Finding adequate Medicare coverage for those with diabetes can be difficult:
- 16% say their current Medicare plan does not support their diabetic treatment needs
- Medicare beneficiaries want legislators to improve health insurance plans to offer more diabetes coverage (38%), and expand coverage for advanced medical equipment (16%)
Beneficiaries are independent in managing their diabetes:
- The majority do not rely on friends, family or caregivers to administer diabetes care / insulin (94%) nor pick up prescriptions (83%)
- 31% say friends, family or caregivers don’t know how to administer care in an emergency
COVID-19 created gaps in care:
- 13% say the pandemic made it more difficult to access diabetes care
- 34% skipped or rescheduled an appointment (relevant to their diabetic care) during the pandemic
- 48% never met with their doctor virtually (while 24% have just once in the past year)
- 15% experienced diabetic item shipment delays since the beginning of the pandemic
What Medicare beneficiaries should know about Medicare & Diabetes
If you think you may be at risk for type 2 diabetes, take the Diabetes Risk Test from Diabetes.org, and speak with your doctor on how you can manage or avoid the disease.
If you have not been diagnosed with diabetes:
Medicare Diabetes Prevention Program
- Did you know that under Medicare, Original Medicare and Medicare Advantage covers a one-time program to help beneficiaries prevent Type 2 diabetes? The Medicare Diabetes Prevention Program (MDPP) is an evidence-based behavior change intervention to help delay or prevent Type 2 diabetes. Some Medicare Advantage plans may also have additional diabetes-targeted programs.

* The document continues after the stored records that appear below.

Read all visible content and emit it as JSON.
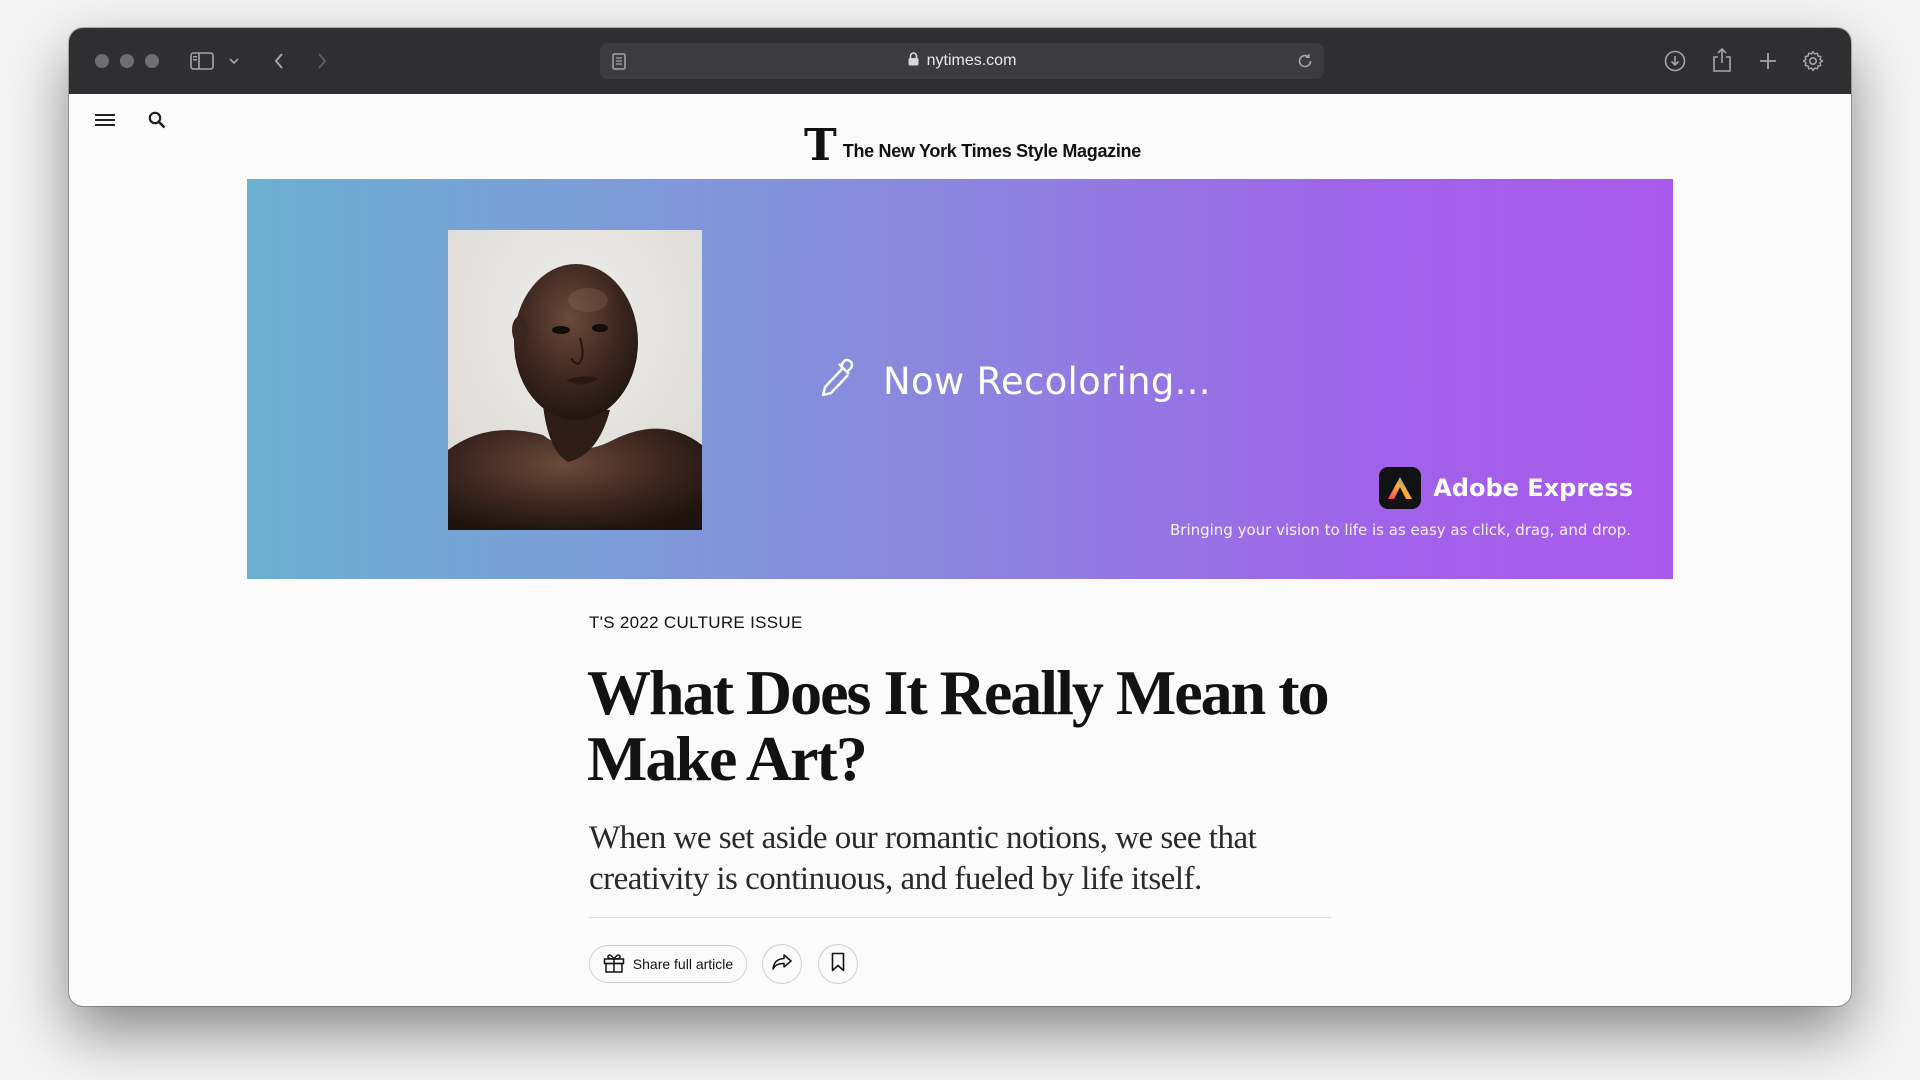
{
  "browser": {
    "url": "nytimes.com"
  },
  "site": {
    "masthead_logo": "T",
    "masthead_title": "The New York Times Style Magazine"
  },
  "ad": {
    "status_text": "Now Recoloring...",
    "brand_name": "Adobe Express",
    "tagline": "Bringing your vision to life is as easy as click, drag, and drop.",
    "photo_alt": "Portrait photo",
    "colors": {
      "gradient_start": "#6bb0d0",
      "gradient_end": "#a95aed"
    }
  },
  "article": {
    "kicker": "T'S 2022 CULTURE ISSUE",
    "headline": "What Does It Really Mean to Make Art?",
    "dek": "When we set aside our romantic notions, we see that creativity is continuous, and fueled by life itself.",
    "share_full_label": "Share full article"
  },
  "icons": {
    "sidebar": "sidebar-icon",
    "back": "chevron-left-icon",
    "forward": "chevron-right-icon",
    "reader": "reader-icon",
    "lock": "lock-icon",
    "reload": "reload-icon",
    "download": "download-icon",
    "share": "share-icon",
    "new_tab": "plus-icon",
    "settings": "gear-icon",
    "menu": "hamburger-icon",
    "search": "search-icon",
    "eyedropper": "eyedropper-icon",
    "gift": "gift-icon",
    "bookmark": "bookmark-icon"
  }
}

- Medicare Part B covers diabetes screenings if your doctor believes you are at risk or if you received a pre-diabetes diagnosis. Screenings will also be covered if you meet two or more of these conditions: you are age 65+; you are overweight; you have a family history of diabetes; you have a history with gestational diabetes.
- People with obesity, history of high blood sugar (glucose) or history of abnormal cholesterol and triglyceride levels (dyslipidemia) or even hypertension or high blood pressure are considered high-risk candidates and should ask their doctor if they are eligible for the covered screening tests.
If you have been diagnosed with diabetes:
Outpatient diabetes self-management training (DSMT)
- Under Medicare Part B, you may qualify for up to 10 hours of initial DSMT, including 9 hours of group training and 1 hour of individual training. These training sessions are helpful to learn how to manage your diabetes, monitor your blood sugar, exercise, manage your prescriptions, and even manage your diet.
Medicare also covers insulin, glucose test strips, blood sugar testing monitors, and glucose control solutions.
- If you have diabetic foot problems, Medicare may even cover therapeutic shoes.
C-SNPs, or Chronic Condition Special Needs Plans
- C-SNPs were created in order to better service beneficiaries with certain chronic conditions. If there is one available in your area, you may be eligible for a C-SNP. To qualify, you must also have Medicare Part A & B, and have been diagnosed with one or more severe or disabling chronic conditions like Diabetes Mellitus.
Starting January 1, 2021: Insulin savings through the Part D Senior Savings Model
- If you are in a Medicare prescription drug plan (Medicare Part D) or a Medicare Advantage Plan with Part D coverage, then your drug coverage might get you access to different types of insulin, costing up to $35 for a 30-day supply. The plan must be part of the insulin savings model, which lets you choose among drug plans that offer insulin.
Are you in the right plan?
We help people find and enroll in plans that meet their healthcare needs. For every individual, our licensed insurance agents will help you understand your options so that you enroll in a plan that meets your needs. Helping you get the most out of Medicare is what we do. Time is running out though, Medicare’s Annual Enrollment Period closes December 7.